Related to the point of championing truth, is one of the most common current opportunities businesses have to ‘mislead’ the general public – greenwashing.
The issue of Net Zero is huge and everyone is aware of it, but it’s also complicated, specialised, and not everyone fully understands terminologies like offsetting, carbon neutrality, and sustainability. This means there is ample opportunity for the public to be misled.
Knowing that green initiatives give you kudos in the eyes of your customers, some companies may talk about their green credentials to give the impression that they’re credibly sustainable, even if they’re not. But greenwashing isn’t always intentional or deliberate. There are a lot of brands out there who are at the beginning of their ‘green’ journey and have maybe implemented an initiative or two that they want to shout about. If there are still damaging practices going on elsewhere in the business – that can be tricky to navigate.
In these cases, we use our aforementioned common sense – which we have in abundance – to interrogate the brief. We know enough about environmental practices to assess whether a client is justified in releasing an environmental story, or whether it’s better not to talk about it at all, and instead focus on extending that sustainability strategy into all areas of the business.
Acknowledge our responsibilities
PR and journalism sometimes get a bad rep don’t they? Here we are… silver-tongued sleuths weaving spin and rhetoric into seemingly innocent stories and releases. And go back ten years or so and it’s a deservedly bad reputation carved out in the mind of the public by a dishonest and ethical minority.
Our responsibilities are many, but for the purposes of this article, they’re twofold.
First of all, we have a responsibility to the public. Our job, ultimately, is to inform the public and help them make up their minds on topical issues. If PR activity is completed with any other purpose in mind, it can be detrimental to wider democracy – just look at countries where PR activity is relatively unregulated or where government censorship takes place to see how PR relates to an area’s democratic values.
Our second responsibility is to our clients. One of our main goals is to help our clients communicate the good, the bad, the happy, and the sad – with the hope that the positive news stories vastly outweigh the bad. It’s what we do and it’s what we’re paid for. Yes, we need to maximise opportunities to shout about our client’s successes and achievements (especially when they’re doing lots of good like Avallen) but we also need to highlight the importance of honest, transparent communication, especially in times of controversy.
Know your values
As a company, we were founded with the following values embedded into our business: connection, support, friendship, fun and a desire to do a bit of good. And we know there’s a sweet spot between delivering for profit and delivering for good – but we hit that sweet spot almost every time.
For profit, we work with companies who align with our values or who we have a connection with. For good, we donate our time to several small, not for profit businesses, giving them marketing and PR support to spread the word of the wonderful work they do.

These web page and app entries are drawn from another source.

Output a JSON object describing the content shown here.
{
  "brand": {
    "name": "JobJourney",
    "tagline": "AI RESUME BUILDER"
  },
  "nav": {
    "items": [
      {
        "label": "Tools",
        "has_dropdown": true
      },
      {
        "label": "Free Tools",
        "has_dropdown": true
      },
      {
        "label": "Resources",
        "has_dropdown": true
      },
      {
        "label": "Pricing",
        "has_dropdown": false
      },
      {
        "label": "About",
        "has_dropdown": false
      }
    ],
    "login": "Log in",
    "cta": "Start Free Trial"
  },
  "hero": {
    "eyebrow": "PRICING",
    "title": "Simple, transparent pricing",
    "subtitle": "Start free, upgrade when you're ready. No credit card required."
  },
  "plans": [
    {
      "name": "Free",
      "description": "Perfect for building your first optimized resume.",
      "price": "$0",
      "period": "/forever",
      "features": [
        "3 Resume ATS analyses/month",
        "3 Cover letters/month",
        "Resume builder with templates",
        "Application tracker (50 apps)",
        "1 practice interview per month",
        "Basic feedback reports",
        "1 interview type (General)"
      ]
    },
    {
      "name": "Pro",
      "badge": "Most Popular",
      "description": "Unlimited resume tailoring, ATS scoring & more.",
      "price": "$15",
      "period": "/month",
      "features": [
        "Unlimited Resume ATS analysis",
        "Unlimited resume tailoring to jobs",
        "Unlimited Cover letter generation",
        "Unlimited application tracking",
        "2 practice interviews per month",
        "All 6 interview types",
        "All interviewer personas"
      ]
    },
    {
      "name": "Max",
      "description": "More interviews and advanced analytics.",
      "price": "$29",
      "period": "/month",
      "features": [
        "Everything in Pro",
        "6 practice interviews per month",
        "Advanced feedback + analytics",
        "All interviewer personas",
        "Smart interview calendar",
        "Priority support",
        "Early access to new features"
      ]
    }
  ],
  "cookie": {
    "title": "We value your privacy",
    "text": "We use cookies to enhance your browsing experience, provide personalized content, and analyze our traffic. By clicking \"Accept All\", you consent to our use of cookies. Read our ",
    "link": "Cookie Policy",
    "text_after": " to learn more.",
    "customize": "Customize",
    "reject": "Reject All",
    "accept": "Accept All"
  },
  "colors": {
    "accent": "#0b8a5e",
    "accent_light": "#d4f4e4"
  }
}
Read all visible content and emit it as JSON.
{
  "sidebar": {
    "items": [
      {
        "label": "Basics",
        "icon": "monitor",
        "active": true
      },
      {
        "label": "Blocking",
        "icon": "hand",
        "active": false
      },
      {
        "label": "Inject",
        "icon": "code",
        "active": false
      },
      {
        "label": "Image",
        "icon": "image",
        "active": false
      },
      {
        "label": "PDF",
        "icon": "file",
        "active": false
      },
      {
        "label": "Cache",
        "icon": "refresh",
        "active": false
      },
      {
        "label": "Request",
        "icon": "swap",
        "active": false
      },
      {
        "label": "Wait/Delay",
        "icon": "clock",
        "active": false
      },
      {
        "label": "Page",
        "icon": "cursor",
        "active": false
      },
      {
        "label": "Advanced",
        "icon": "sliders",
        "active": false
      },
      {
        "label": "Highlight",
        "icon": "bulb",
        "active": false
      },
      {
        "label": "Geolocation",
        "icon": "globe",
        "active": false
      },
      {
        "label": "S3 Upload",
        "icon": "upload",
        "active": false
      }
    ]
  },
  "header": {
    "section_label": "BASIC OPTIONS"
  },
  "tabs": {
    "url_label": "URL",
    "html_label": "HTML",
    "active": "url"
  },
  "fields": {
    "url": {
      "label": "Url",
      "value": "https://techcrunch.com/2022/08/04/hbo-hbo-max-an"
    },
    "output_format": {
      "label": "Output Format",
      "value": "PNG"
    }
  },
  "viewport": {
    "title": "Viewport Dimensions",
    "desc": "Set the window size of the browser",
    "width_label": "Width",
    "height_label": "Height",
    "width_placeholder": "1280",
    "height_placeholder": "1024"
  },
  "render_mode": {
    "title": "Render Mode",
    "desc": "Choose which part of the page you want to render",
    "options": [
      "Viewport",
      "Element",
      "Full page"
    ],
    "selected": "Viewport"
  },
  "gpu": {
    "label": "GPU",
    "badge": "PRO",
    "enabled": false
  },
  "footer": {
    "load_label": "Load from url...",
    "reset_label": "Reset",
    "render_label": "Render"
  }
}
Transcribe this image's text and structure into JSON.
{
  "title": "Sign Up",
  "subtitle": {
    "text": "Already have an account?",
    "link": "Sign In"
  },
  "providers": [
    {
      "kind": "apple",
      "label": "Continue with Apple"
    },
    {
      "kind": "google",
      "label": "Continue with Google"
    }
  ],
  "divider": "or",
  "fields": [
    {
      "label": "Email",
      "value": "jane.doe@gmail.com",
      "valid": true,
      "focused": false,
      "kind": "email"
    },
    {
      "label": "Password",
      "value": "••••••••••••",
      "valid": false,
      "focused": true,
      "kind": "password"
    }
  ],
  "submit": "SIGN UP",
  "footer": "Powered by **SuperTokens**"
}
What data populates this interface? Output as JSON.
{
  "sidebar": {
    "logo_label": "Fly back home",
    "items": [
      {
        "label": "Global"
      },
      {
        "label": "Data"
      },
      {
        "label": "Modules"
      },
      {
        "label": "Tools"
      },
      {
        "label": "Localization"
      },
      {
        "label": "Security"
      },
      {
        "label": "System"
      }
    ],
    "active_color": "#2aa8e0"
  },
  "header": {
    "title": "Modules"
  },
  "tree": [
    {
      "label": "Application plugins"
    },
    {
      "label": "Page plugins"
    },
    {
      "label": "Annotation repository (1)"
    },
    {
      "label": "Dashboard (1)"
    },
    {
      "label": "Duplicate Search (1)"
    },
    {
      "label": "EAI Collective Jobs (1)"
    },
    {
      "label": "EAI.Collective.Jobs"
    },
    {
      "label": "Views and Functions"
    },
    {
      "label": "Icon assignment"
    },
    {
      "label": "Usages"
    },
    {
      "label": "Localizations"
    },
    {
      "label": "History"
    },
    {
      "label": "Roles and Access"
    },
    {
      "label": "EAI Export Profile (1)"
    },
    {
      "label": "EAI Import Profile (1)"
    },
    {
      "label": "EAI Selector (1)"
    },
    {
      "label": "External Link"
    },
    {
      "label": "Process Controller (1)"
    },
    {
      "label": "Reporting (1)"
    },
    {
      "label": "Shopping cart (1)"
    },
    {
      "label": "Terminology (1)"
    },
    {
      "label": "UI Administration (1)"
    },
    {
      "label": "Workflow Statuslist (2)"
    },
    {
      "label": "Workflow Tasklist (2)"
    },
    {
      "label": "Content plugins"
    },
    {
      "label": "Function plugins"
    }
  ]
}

We make Flourish a magical place to work; PR is all about people and our people are the best. We listen to each other, help each other, and the work we put out into the world is all the richer for it.
That’s key to our whole approach to be honest; our people. With lovely, sincere people driving your communications strategy, you’ll reap the rewards and never have to worry about it being ethically sound.
For more information on Flourish Marketing and the bee-autiful people that work there, visit Flourish Marketing